The Global Assessment Report on Biodiversity and Ecosystem Services is a report by the United Nations’ Intergovernmental Science-Policy Platform on Biodiversity and Ecosystem Services, on the global state of biodiversity. The report states that, due to human impact on the environment in the past half-century, the Earth’s biodiversity has suffered a catastrophic decline unprecedented in human history. An estimated 82 percent of wild mammal biomass has been lost, while 40 percent of amphibians, almost a third of reef-building corals, more than a third of marine mammals, and 10 percent of all insects are threatened with extinction.
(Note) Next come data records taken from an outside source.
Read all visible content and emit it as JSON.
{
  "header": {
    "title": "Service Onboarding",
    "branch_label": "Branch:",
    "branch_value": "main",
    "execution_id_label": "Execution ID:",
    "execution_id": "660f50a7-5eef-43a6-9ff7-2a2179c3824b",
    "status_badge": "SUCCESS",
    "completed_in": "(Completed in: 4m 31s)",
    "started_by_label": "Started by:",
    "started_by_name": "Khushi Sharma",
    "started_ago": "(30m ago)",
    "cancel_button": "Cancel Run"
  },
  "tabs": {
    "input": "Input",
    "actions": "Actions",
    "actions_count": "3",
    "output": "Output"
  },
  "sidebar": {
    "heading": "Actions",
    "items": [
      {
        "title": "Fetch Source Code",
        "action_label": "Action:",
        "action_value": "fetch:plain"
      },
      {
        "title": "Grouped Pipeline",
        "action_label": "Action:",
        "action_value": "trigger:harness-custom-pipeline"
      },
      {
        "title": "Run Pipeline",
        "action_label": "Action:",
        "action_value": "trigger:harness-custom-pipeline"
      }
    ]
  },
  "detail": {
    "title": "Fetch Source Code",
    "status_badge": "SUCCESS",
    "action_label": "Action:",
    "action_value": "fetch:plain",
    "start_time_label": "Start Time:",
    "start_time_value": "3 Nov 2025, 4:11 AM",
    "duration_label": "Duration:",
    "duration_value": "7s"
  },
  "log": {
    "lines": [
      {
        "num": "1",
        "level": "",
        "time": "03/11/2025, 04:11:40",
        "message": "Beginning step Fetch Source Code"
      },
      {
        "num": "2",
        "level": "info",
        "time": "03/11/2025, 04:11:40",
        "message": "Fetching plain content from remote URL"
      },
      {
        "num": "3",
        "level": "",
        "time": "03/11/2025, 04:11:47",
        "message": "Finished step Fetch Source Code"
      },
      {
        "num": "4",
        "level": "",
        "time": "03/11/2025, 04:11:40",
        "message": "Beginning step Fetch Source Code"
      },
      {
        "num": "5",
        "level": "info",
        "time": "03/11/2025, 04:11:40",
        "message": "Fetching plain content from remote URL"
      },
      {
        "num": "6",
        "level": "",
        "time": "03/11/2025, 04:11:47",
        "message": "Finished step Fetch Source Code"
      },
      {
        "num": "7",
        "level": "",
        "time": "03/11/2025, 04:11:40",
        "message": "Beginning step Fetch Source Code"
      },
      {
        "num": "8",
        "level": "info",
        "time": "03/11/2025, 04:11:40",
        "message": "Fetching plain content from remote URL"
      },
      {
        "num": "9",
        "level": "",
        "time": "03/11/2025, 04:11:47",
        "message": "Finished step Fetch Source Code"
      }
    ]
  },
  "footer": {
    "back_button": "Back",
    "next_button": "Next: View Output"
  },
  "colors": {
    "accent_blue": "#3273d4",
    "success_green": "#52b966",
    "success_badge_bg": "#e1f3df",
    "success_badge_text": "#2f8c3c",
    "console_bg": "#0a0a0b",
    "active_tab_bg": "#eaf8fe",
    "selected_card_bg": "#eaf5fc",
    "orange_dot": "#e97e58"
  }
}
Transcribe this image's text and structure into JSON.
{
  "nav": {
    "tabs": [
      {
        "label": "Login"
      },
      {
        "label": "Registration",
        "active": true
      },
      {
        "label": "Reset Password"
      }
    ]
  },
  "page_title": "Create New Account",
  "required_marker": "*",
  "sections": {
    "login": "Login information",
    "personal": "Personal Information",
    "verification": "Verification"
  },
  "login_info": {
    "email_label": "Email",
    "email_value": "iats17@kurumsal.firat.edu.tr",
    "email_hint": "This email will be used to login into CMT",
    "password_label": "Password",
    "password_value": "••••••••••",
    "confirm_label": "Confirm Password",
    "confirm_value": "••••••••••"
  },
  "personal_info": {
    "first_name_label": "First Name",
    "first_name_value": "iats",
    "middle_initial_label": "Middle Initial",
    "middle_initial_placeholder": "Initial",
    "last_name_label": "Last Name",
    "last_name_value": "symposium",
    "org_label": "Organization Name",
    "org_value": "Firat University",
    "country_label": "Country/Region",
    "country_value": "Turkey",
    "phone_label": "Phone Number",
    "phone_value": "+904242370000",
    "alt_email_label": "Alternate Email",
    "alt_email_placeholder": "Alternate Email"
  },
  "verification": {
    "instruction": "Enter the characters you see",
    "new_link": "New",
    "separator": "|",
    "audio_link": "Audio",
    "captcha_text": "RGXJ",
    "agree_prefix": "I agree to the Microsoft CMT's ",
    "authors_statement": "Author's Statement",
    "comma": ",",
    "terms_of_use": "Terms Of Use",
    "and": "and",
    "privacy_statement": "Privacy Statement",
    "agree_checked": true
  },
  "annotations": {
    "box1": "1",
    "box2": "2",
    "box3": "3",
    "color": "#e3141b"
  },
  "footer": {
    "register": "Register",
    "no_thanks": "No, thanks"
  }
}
The Report examined the rate of decline in biodiversity and found that the adverse effects of human activities on the world’s species is “unprecedented in human history”: one million species, including 40 percent of amphibians, almost a third of reef-building corals, more than a third of marine mammals, and 10 percent of all insects are threatened with extinction.
Since the 16th century, at least 680 species of vertebrates have become extinct. By 2016, among mammals, more than nine percent of livestock breeds were extinct, and another 1,000 breeds are threatened with extinction. The authors have coined the expression “dead species walking” for the more than 500,000 species that are not yet extinct but, due to changes in, or reduction of, their habitats, have no chance of long-term survival.
A 2002 satellite image showing deforestation due to palm oil farming in Malaysian Borneo.
According to the Report, the threat to species diversity is human-caused. The main cause is the human land requirement, which deprives other species of their habitats. In the past 50 years, the world’s human population has doubled and biodiversity has suffered a catastrophic decline. Most notably, tropical forests have been cleared for cattle pastures in South America and for oil-palm plantations in Southeast Asia. Some 32 million hectares (79 million acres) of tropical rainforest were destroyed between 2010 and 2015, compared to the 100 million hectares (250 million acres) lost in the latter two decades of the 20th century. Already 85 percent of the world’s wetlands have been lost.
The total biomass of wild mammals has decreased by 82 percent, while humans and their farm animals now make up 96 percent of all mammalian biomass on Earth. Additionally, since 1992 the land requirement for human settlements has more than doubled worldwide; and humanity has rendered 23 percent of Earth’s land ecologically degraded and no longer usable. Industrial farming is considered to be one of the major contributors to this decline. Around 25% of the planet’s ice-free land is being used to rear cattle for human consumption.
In the oceans, overfishing is a major cause of species loss. Some 300–400 million metric tons (660–880 billion lb) of heavy metals, solvents, toxic sludge, and other wastes per year enter the water cycle from industrial facilities. Since the 19th century, the world’s coral reefs have been reduced by half.
Socioeconomic consequences include threatened loss of food production, due to loss of pollinator insects, valued at between $235 and $577 billion a year; and anticipated loss of the livelihoods of up to 300 million people, due to loss of coastal areas such as mangrove forests.
Read the summary for policy makers at https://ipbes.net/global-assessment
Source: Science and Policy for People and Nature (IPBES), 2019